Search engines fast becoming source of learning

Washington, Nov 20 ( Search engines are not only part of our daily routine, they are fast becoming part of our learning process, says a new study.

The researchers, who sought to discover the underlying cognitive processes, examined the search habits of 72 participants, spread over 426 such tasks.

They found that search engines are primarily used for fact checking users’ own internal knowledge, meaning that they are part of the learning process rather than simply a source for information.

“Our results suggest the view of web searchers having simple information needs may be incorrect,” said Jim Jansen, associate professor of information sciences and technology at the Penn State University (PSU).

“Instead, we discovered that users applied simple searching expressions to support their higher-level information needs,” added Jansen.

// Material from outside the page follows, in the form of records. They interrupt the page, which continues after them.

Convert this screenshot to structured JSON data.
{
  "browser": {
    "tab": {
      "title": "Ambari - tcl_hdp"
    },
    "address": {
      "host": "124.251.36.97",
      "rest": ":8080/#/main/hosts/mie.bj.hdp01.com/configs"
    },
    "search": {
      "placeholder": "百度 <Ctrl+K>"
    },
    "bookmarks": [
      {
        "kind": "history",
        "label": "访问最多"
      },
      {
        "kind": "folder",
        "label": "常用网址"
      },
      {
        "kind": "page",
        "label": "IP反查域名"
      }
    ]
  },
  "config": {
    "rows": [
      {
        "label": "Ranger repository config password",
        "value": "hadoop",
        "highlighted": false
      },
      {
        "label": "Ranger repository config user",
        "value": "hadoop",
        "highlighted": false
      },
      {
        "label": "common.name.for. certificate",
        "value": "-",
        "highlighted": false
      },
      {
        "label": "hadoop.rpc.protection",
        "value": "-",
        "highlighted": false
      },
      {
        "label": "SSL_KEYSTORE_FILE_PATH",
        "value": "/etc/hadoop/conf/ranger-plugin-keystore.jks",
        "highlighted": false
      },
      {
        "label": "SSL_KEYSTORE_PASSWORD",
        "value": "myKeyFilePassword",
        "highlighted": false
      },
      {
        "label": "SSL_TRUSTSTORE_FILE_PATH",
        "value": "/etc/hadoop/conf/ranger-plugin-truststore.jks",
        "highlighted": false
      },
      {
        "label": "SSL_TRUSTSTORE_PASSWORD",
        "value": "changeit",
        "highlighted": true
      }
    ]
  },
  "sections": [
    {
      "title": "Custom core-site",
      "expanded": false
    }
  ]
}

Jansen said the results of this study provide useful information about how search engine use has evolved over the past decade and clues about how to design better search engines to address users’ learning needs in the future.

He and Brian Smith, his counterpart at the PSU and Danielle Booth, former PSU student conducted the research, said a PSU release.

“If we can incorporate cognitive, affective and situational aspects of a person, there is the potential to really move search performance forward,” Jansen said.

These findings were published in the November issue of Information Processing and Management.